--- Task instructions ---
The required output is all lines below that contain the word "sport".

--- Dataset extract ---
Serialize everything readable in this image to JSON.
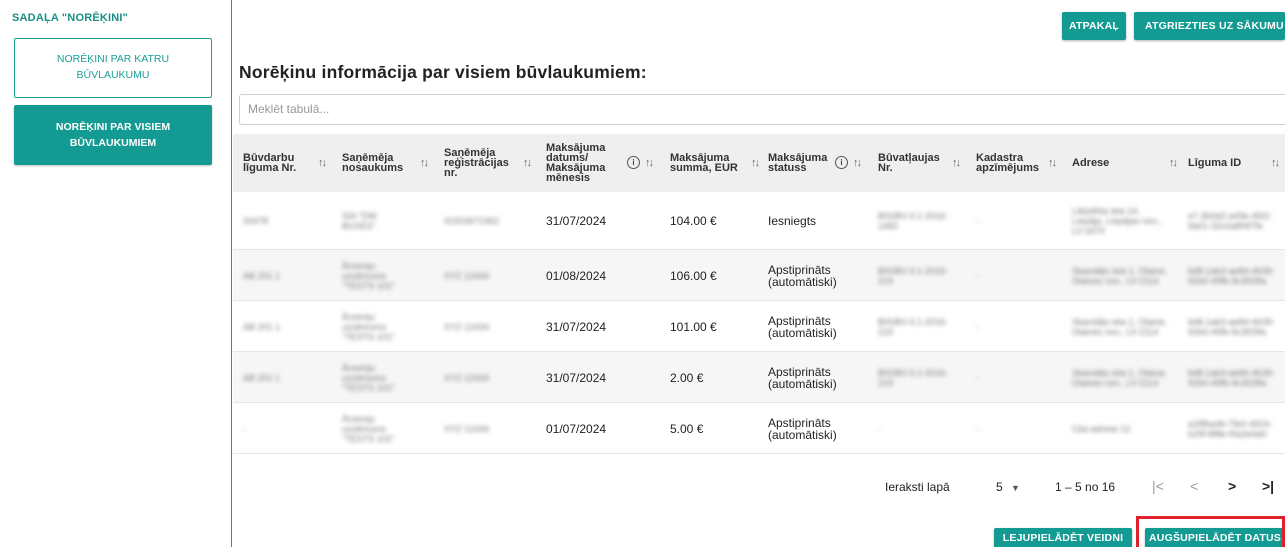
{
  "sidebar": {
    "title": "SADAĻA \"NORĒĶINI\"",
    "items": [
      {
        "label": "NORĒĶINI PAR KATRU BŪVLAUKUMU"
      },
      {
        "label": "NORĒĶINI PAR VISIEM BŪVLAUKUMIEM"
      }
    ]
  },
  "toolbar": {
    "back_label": "ATPAKAĻ",
    "start_label": "ATGRIEZTIES UZ SĀKUMU"
  },
  "main": {
    "title": "Norēķinu informācija par visiem būvlaukumiem:",
    "search_placeholder": "Meklēt tabulā..."
  },
  "table": {
    "headers": [
      "Būvdarbu līguma Nr.",
      "Saņēmēja nosaukums",
      "Saņēmēja reģistrācijas nr.",
      "Maksājuma datums/ Maksājuma mēnesis",
      "Maksājuma summa, EUR",
      "Maksājuma statuss",
      "Būvatļaujas Nr.",
      "Kadastra apzīmējums",
      "Adrese",
      "Līguma ID"
    ],
    "rows": [
      {
        "contract": "34478",
        "recipient": "SIA \"DW BUVES\"",
        "reg": "41503672362",
        "date": "31/07/2024",
        "amount": "104.00 €",
        "status": "Iesniegts",
        "permit": "BIS/BV-3.1-2016-1482",
        "cadastre": "-",
        "address": "Lāčplēša iela 14, Liepāja, Liepājas nov., LV-3470",
        "contract_id": "e7.3b0d2-a49e-45f2-9a01-32c0a8f4f7fe"
      },
      {
        "contract": "AB 201 1",
        "recipient": "Ārzemju uzņēmums \"TESTS 101\"",
        "reg": "XYZ 12434",
        "date": "01/08/2024",
        "amount": "106.00 €",
        "status": "Apstiprināts (automātiski)",
        "permit": "BIS/BV-3.1-2016-219",
        "cadastre": "-",
        "address": "Skandāļu iela 1, Olaine, Olaines nov., LV-2114",
        "contract_id": "6d8.1ab3-ae84-4639-92b0-49fb-9c3f29fa"
      },
      {
        "contract": "AB 201 1",
        "recipient": "Ārzemju uzņēmums \"TESTS 101\"",
        "reg": "XYZ 12434",
        "date": "31/07/2024",
        "amount": "101.00 €",
        "status": "Apstiprināts (automātiski)",
        "permit": "BIS/BV-3.1-2016-219",
        "cadastre": "-",
        "address": "Skandāļu iela 1, Olaine, Olaines nov., LV-2114",
        "contract_id": "6d8.1ab3-ae84-4639-92b0-49fb-9c3f29fa"
      },
      {
        "contract": "AB 201 1",
        "recipient": "Ārzemju uzņēmums \"TESTS 101\"",
        "reg": "XYZ 12434",
        "date": "31/07/2024",
        "amount": "2.00 €",
        "status": "Apstiprināts (automātiski)",
        "permit": "BIS/BV-3.1-2016-219",
        "cadastre": "-",
        "address": "Skandāļu iela 1, Olaine, Olaines nov., LV-2114",
        "contract_id": "6d8.1ab3-ae84-4639-92b0-49fb-9c3f29fa"
      },
      {
        "contract": "-",
        "recipient": "Ārzemju uzņēmums \"TESTS 101\"",
        "reg": "XYZ 12434",
        "date": "01/07/2024",
        "amount": "5.00 €",
        "status": "Apstiprināts (automātiski)",
        "permit": "-",
        "cadastre": "-",
        "address": "Cita adrese 12",
        "contract_id": "a1f8ba4b-7fe0-4924-b29f-8f8e-f0a2e9a0"
      }
    ]
  },
  "pagination": {
    "per_page_label": "Ieraksti lapā",
    "per_page_value": "5",
    "range": "1 – 5 no 16"
  },
  "bottom": {
    "download_label": "LEJUPIELĀDĒT VEIDNI",
    "upload_label": "AUGŠUPIELĀDĒT DATUS"
  },
  "colors": {
    "accent": "#139a92",
    "highlight": "#e0202a"
  }
}
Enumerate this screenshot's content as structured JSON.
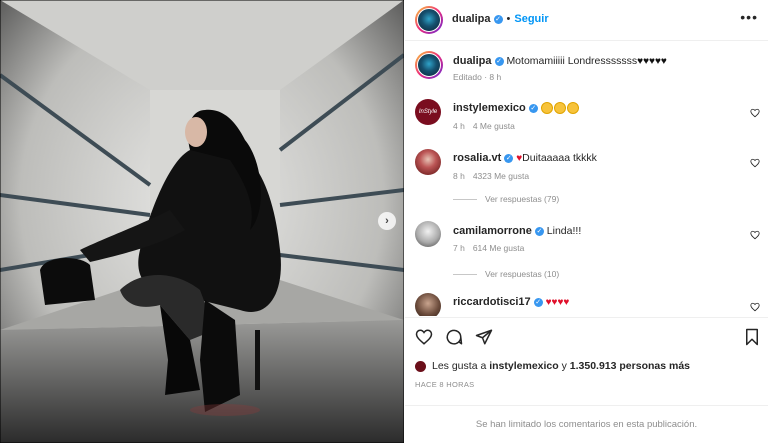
{
  "header": {
    "username": "dualipa",
    "separator": "•",
    "follow_label": "Seguir",
    "more_label": "•••"
  },
  "caption": {
    "username": "dualipa",
    "text": "Motomamiiiii Londresssssss",
    "edited": "Editado · 8 h"
  },
  "comments": [
    {
      "username": "instylemexico",
      "avatar_text": "InStyle",
      "time": "4 h",
      "likes": "4 Me gusta"
    },
    {
      "username": "rosalia.vt",
      "text": "Duitaaaaa tkkkk",
      "time": "8 h",
      "likes": "4323 Me gusta",
      "replies": "Ver respuestas (79)"
    },
    {
      "username": "camilamorrone",
      "text": "Linda!!!",
      "time": "7 h",
      "likes": "614 Me gusta",
      "replies": "Ver respuestas (10)"
    },
    {
      "username": "riccardotisci17"
    }
  ],
  "likes": {
    "prefix": "Les gusta a",
    "user": "instylemexico",
    "connector": "y",
    "count": "1.350.913 personas más"
  },
  "time_ago": "HACE 8 HORAS",
  "limited_notice": "Se han limitado los comentarios en esta publicación.",
  "colors": {
    "accent": "#0095f6",
    "verified": "#3897f0",
    "muted": "#8e8e8e",
    "text": "#262626"
  },
  "icons": [
    "next-arrow-icon",
    "verified-icon",
    "heart-icon",
    "comment-icon",
    "share-icon",
    "save-icon",
    "more-icon"
  ]
}
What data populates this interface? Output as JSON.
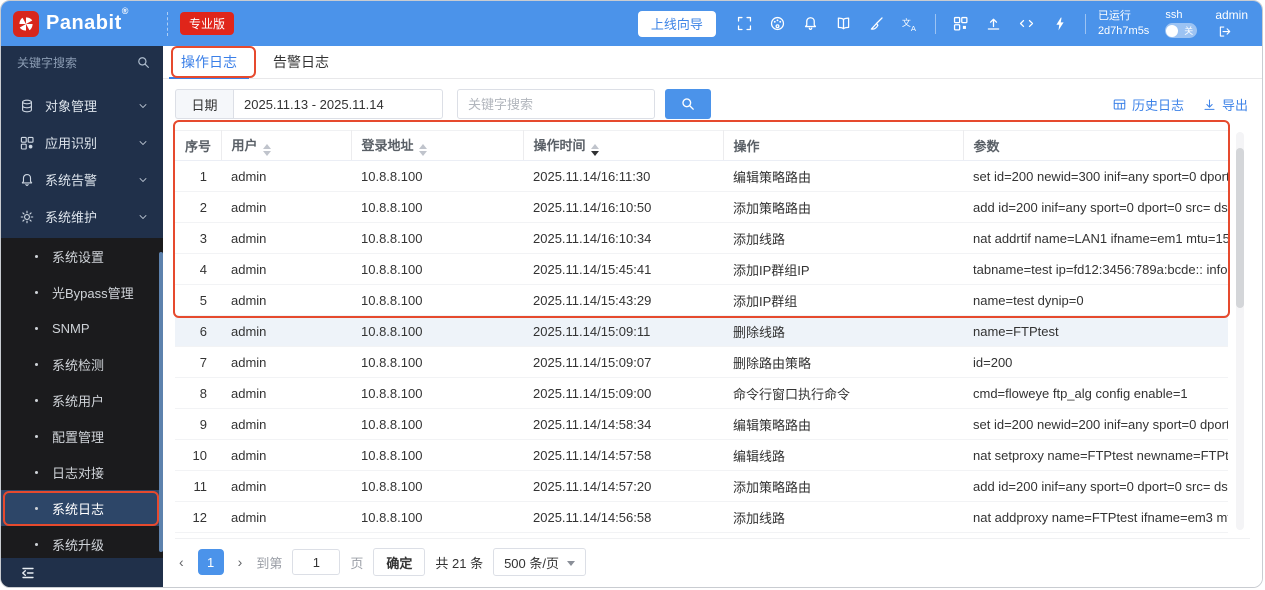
{
  "brand": {
    "name": "Panabit",
    "reg": "®",
    "badge": "专业版"
  },
  "header": {
    "wizard_button": "上线向导",
    "icon_names": [
      "fullscreen-icon",
      "palette-icon",
      "bell-icon",
      "book-icon",
      "broom-icon",
      "translate-icon",
      "modules-grid-icon",
      "upgrade-icon",
      "cli-code-icon",
      "lightning-icon"
    ],
    "uptime_label": "已运行",
    "uptime_value": "2d7h7m5s",
    "ssh_label": "ssh",
    "ssh_toggle_state": "关",
    "username": "admin"
  },
  "sidebar": {
    "search_placeholder": "关键字搜索",
    "groups": [
      "对象管理",
      "应用识别",
      "系统告警",
      "系统维护"
    ],
    "submenu": [
      "系统设置",
      "光Bypass管理",
      "SNMP",
      "系统检测",
      "系统用户",
      "配置管理",
      "日志对接",
      "系统日志",
      "系统升级"
    ],
    "selected_item": "系统日志"
  },
  "tabs": [
    "操作日志",
    "告警日志"
  ],
  "toolbar": {
    "date_label": "日期",
    "date_value": "2025.11.13 - 2025.11.14",
    "search_placeholder": "关键字搜索",
    "history_link": "历史日志",
    "export_link": "导出"
  },
  "table": {
    "headers": [
      "序号",
      "用户",
      "登录地址",
      "操作时间",
      "操作",
      "参数"
    ],
    "sorted_column": "操作时间",
    "sort_direction": "desc",
    "rows": [
      {
        "no": "1",
        "user": "admin",
        "ip": "10.8.8.100",
        "time": "2025.11.14/16:11:30",
        "action": "编辑策略路由",
        "params": "set id=200 newid=300 inif=any sport=0 dport…"
      },
      {
        "no": "2",
        "user": "admin",
        "ip": "10.8.8.100",
        "time": "2025.11.14/16:10:50",
        "action": "添加策略路由",
        "params": "add id=200 inif=any sport=0 dport=0 src= dst…"
      },
      {
        "no": "3",
        "user": "admin",
        "ip": "10.8.8.100",
        "time": "2025.11.14/16:10:34",
        "action": "添加线路",
        "params": "nat addrtif name=LAN1 ifname=em1 mtu=15…"
      },
      {
        "no": "4",
        "user": "admin",
        "ip": "10.8.8.100",
        "time": "2025.11.14/15:45:41",
        "action": "添加IP群组IP",
        "params": "tabname=test ip=fd12:3456:789a:bcde:: info="
      },
      {
        "no": "5",
        "user": "admin",
        "ip": "10.8.8.100",
        "time": "2025.11.14/15:43:29",
        "action": "添加IP群组",
        "params": "name=test dynip=0"
      },
      {
        "no": "6",
        "user": "admin",
        "ip": "10.8.8.100",
        "time": "2025.11.14/15:09:11",
        "action": "删除线路",
        "params": "name=FTPtest",
        "highlighted": true
      },
      {
        "no": "7",
        "user": "admin",
        "ip": "10.8.8.100",
        "time": "2025.11.14/15:09:07",
        "action": "删除路由策略",
        "params": "id=200"
      },
      {
        "no": "8",
        "user": "admin",
        "ip": "10.8.8.100",
        "time": "2025.11.14/15:09:00",
        "action": "命令行窗口执行命令",
        "params": "cmd=floweye ftp_alg config enable=1"
      },
      {
        "no": "9",
        "user": "admin",
        "ip": "10.8.8.100",
        "time": "2025.11.14/14:58:34",
        "action": "编辑策略路由",
        "params": "set id=200 newid=200 inif=any sport=0 dport…"
      },
      {
        "no": "10",
        "user": "admin",
        "ip": "10.8.8.100",
        "time": "2025.11.14/14:57:58",
        "action": "编辑线路",
        "params": "nat setproxy name=FTPtest newname=FTPt…"
      },
      {
        "no": "11",
        "user": "admin",
        "ip": "10.8.8.100",
        "time": "2025.11.14/14:57:20",
        "action": "添加策略路由",
        "params": "add id=200 inif=any sport=0 dport=0 src= dst…"
      },
      {
        "no": "12",
        "user": "admin",
        "ip": "10.8.8.100",
        "time": "2025.11.14/14:56:58",
        "action": "添加线路",
        "params": "nat addproxy name=FTPtest ifname=em3 mt…"
      }
    ]
  },
  "pagination": {
    "prev": "‹",
    "current_page": "1",
    "next": "›",
    "goto_label": "到第",
    "goto_value": "1",
    "page_unit": "页",
    "confirm": "确定",
    "total": "共 21 条",
    "page_size": "500 条/页"
  },
  "colors": {
    "header_blue": "#4b93ea",
    "badge_red": "#e0251a",
    "annotation_red": "#e64a2e",
    "sidebar_navy": "#20304a",
    "submenu_dark": "#1b1b1d",
    "selected_blue": "#2d4668",
    "link_blue": "#3e83e8"
  }
}
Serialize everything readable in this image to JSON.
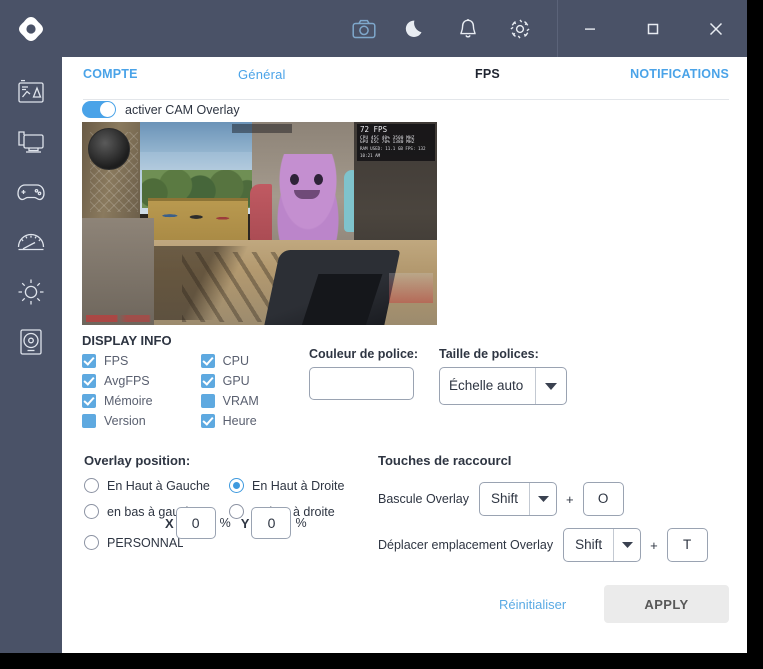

--- Exercise answer ---
        "params": "set id=200 newid=300 inif=any sport=0 dport…"
        "params": "add id=200 inif=any sport=0 dport=0 src= dst…"
        "params": "set id=200 newid=200 inif=any sport=0 dport…"
        "params": "add id=200 inif=any sport=0 dport=0 src= dst…"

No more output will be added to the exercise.